Other Ennes Pioneers
While New York, Pennsylvania, and Ohio were being settled by Ennis and hundreds of others, so was Texas and other states.
of Belleville, New Jersey, Cornelius Ennis went to work in a drug store
in New York City in 1834. Hearing a great deal about Texas, in 1838 he
moved to Texas, bring with him a stock of drugs and merchandise.
he formed a partnership with James W. Kimball, who had recently arrived
from Vermont. The partners operated a general trade store, and shipped
the first bale of cotton from Galveston to Boston in 1841.
same year, Mr. Ennis married his partner’s sister, Miss Jeanette Ingalls
Kimball. In 1842 Kimball and his family took passage for New York to buy
stock. The brig went down in a storm off the Florida coast and all were

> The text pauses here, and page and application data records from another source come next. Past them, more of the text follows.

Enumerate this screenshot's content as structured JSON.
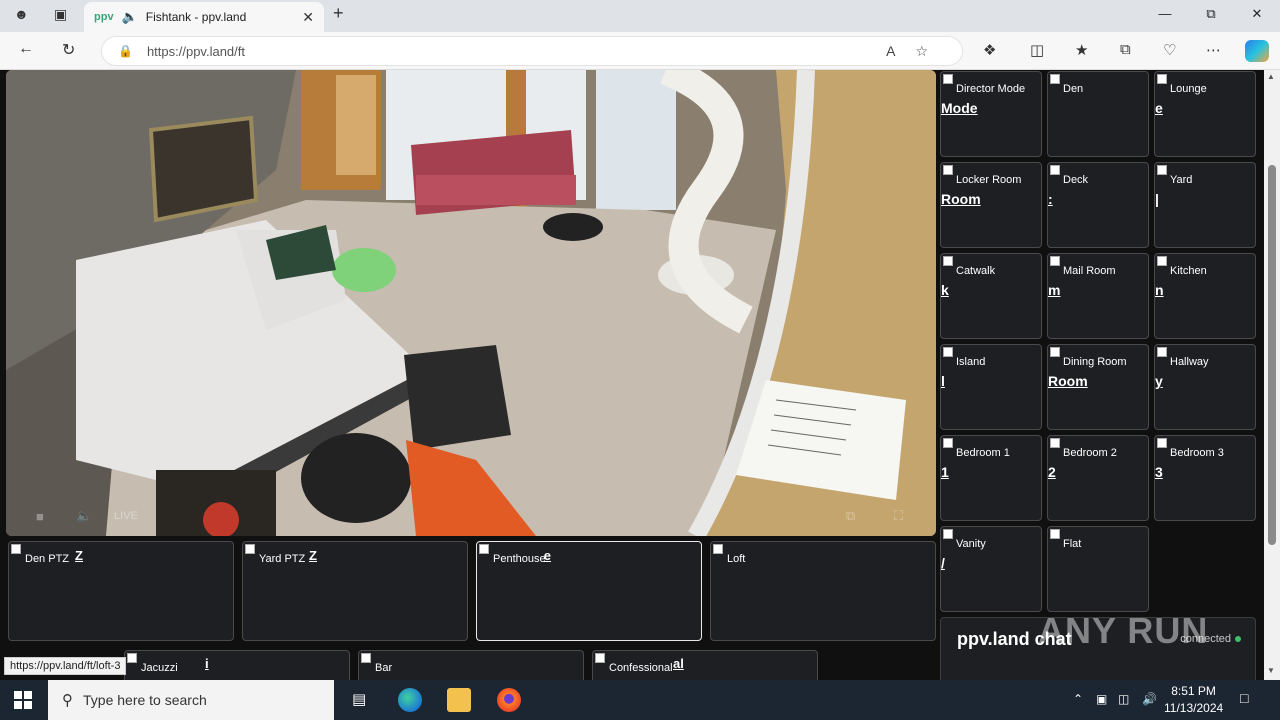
{
  "browser": {
    "tab_title": "Fishtank - ppv.land",
    "tab_favicon": "ppv",
    "url": "https://ppv.land/ft",
    "status_url": "https://ppv.land/ft/loft-3"
  },
  "side_cams": [
    {
      "label": "Director Mode",
      "ghost": "Mode"
    },
    {
      "label": "Den",
      "ghost": ""
    },
    {
      "label": "Lounge",
      "ghost": "e"
    },
    {
      "label": "Locker Room",
      "ghost": "Room"
    },
    {
      "label": "Deck",
      "ghost": ":"
    },
    {
      "label": "Yard",
      "ghost": "|"
    },
    {
      "label": "Catwalk",
      "ghost": "k"
    },
    {
      "label": "Mail Room",
      "ghost": "m"
    },
    {
      "label": "Kitchen",
      "ghost": "n"
    },
    {
      "label": "Island",
      "ghost": "l"
    },
    {
      "label": "Dining Room",
      "ghost": "Room"
    },
    {
      "label": "Hallway",
      "ghost": "y"
    },
    {
      "label": "Bedroom 1",
      "ghost": "1"
    },
    {
      "label": "Bedroom 2",
      "ghost": "2"
    },
    {
      "label": "Bedroom 3",
      "ghost": "3"
    },
    {
      "label": "Vanity",
      "ghost": "/"
    },
    {
      "label": "Flat",
      "ghost": ""
    }
  ],
  "bottom_cams": [
    {
      "label": "Den PTZ",
      "ghost": "Z"
    },
    {
      "label": "Yard PTZ",
      "ghost": "Z"
    },
    {
      "label": "Penthouse",
      "ghost": "e"
    },
    {
      "label": "Loft",
      "ghost": ""
    }
  ],
  "bottom_cams_row2": [
    {
      "label": "Jacuzzi",
      "ghost": "i"
    },
    {
      "label": "Bar",
      "ghost": ""
    },
    {
      "label": "Confessional",
      "ghost": "al"
    }
  ],
  "video": {
    "live_label": "LIVE"
  },
  "chat": {
    "title": "ppv.land chat",
    "status": "connected"
  },
  "watermark": "ANY RUN",
  "taskbar": {
    "search_placeholder": "Type here to search",
    "time": "8:51 PM",
    "date": "11/13/2024"
  }
}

lost. However, the business continued to expand under the management of
of Houston in 1856-57, Ennis devoted time and his own money to apprehending
robbers who were preying on the wagons that came to Houston to trade.
of the incorporators and directors of the Great Northern Railroad (later
the International Great Northern), Ennis was also a builder of the Houston
and Texas Central Railroad (today a part of the Southern Pacific) He served
the road as general superintendent, controller, and later as financial
agent, The town of Ennis, Texas, once the railroad’s terminus, was named
in his honor.
the Civil War, Mr. Ennis was a blockade runner. After the war he opened
a cotton exporting business in Galveston. While in Galveston he became
interested in the “Galveston News”, and was chairman of the building committee
for the present home of that newspaper. This was said to be the first fireproof
building in Texas,
Ennis’ eldest daughter married Alfred H. Belo, owner of the “Dallas News” in later years.
died in Houston on Feb. 13, 1899* A tall man, grand in stature, and holding
himself erect, he bore himself proudly to the end. He left upon his community